Given entries:
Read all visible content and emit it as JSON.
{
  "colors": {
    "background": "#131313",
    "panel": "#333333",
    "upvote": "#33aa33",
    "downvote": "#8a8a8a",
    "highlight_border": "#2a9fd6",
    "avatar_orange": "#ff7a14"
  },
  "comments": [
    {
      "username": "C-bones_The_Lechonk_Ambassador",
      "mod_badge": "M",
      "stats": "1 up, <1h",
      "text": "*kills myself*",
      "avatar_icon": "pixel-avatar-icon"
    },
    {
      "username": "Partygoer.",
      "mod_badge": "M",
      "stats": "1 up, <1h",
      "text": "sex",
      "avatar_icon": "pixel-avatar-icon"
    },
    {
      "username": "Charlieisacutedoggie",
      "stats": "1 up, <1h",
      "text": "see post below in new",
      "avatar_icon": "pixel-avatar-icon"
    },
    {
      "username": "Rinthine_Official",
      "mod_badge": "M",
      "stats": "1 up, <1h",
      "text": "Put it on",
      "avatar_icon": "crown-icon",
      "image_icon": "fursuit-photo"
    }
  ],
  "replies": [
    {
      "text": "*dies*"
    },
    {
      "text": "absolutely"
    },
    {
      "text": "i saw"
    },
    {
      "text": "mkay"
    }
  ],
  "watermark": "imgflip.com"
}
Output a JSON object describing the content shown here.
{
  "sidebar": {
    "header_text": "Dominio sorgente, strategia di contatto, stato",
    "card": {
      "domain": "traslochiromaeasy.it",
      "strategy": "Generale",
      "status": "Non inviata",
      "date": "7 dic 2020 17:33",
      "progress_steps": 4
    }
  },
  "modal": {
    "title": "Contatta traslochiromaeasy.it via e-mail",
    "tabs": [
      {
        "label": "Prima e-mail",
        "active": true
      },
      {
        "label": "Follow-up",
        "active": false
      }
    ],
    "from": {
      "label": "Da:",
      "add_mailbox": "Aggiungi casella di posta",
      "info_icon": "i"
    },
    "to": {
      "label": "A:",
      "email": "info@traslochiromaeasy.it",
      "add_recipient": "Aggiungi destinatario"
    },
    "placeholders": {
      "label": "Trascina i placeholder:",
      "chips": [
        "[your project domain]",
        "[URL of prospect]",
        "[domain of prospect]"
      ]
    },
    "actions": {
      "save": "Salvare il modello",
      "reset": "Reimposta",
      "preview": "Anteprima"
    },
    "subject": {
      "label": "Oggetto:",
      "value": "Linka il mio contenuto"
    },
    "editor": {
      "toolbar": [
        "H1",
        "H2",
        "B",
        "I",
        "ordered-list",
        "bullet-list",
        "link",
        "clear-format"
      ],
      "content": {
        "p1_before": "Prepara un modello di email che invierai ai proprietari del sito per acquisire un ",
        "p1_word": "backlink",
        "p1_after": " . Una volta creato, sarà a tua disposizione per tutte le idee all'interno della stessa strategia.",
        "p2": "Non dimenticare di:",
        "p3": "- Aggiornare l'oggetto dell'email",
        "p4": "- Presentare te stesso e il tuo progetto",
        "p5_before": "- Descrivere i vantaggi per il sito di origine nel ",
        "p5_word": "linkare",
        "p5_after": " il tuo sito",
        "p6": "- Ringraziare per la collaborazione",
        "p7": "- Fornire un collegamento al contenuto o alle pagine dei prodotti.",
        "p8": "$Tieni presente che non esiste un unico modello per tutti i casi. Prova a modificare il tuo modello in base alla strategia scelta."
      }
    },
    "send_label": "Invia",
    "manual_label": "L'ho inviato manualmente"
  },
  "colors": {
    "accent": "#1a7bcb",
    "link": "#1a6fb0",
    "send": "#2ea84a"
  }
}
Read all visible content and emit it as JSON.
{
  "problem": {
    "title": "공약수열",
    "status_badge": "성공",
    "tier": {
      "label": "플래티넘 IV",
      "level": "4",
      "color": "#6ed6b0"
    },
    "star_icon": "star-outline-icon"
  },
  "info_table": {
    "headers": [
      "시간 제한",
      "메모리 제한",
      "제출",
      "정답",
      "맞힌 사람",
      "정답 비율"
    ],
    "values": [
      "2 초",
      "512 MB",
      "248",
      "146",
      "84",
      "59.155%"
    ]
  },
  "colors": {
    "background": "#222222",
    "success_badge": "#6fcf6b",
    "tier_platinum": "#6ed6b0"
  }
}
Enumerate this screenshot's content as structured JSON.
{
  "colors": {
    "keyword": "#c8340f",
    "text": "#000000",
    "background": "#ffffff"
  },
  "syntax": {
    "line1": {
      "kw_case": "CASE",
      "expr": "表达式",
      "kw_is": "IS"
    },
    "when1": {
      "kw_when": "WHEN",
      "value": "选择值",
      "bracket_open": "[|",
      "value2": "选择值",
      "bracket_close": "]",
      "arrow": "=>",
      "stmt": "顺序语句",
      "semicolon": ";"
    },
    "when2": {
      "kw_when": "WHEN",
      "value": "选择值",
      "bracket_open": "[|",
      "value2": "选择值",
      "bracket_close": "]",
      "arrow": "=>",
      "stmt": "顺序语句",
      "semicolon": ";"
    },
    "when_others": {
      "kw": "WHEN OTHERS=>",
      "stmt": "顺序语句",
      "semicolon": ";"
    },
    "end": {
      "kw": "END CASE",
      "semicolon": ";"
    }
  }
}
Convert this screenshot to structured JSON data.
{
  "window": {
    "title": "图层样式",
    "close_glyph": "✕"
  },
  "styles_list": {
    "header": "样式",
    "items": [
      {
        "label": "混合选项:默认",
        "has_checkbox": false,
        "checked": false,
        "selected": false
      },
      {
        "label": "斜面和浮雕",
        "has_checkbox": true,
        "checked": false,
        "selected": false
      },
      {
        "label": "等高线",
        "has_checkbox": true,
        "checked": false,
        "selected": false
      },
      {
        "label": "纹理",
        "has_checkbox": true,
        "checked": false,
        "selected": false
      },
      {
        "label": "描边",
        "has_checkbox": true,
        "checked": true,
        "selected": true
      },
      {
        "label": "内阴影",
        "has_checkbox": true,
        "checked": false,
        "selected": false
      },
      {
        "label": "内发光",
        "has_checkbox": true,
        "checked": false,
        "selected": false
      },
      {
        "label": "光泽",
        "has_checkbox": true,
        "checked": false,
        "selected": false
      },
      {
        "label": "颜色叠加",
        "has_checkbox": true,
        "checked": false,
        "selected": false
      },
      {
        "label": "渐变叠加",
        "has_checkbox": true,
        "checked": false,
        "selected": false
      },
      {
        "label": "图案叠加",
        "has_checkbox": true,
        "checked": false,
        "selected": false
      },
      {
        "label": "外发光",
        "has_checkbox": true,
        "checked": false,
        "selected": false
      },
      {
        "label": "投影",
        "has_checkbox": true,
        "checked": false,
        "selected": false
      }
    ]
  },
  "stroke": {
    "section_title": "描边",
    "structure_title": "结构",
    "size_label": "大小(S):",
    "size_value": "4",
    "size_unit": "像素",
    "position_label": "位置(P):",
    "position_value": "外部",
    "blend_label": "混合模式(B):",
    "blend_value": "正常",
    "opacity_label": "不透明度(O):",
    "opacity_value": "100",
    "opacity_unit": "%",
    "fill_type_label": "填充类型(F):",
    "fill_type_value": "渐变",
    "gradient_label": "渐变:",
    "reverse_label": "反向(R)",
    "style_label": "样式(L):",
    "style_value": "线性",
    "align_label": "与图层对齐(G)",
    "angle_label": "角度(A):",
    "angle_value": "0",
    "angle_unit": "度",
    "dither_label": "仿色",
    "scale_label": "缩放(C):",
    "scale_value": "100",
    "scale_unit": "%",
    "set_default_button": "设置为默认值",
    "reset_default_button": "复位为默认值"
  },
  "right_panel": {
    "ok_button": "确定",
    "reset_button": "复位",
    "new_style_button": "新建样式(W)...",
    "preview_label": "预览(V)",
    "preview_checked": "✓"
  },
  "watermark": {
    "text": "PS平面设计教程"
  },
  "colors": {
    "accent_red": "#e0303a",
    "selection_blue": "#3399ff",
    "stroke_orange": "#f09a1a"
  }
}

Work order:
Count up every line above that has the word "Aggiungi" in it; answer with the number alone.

Result:
2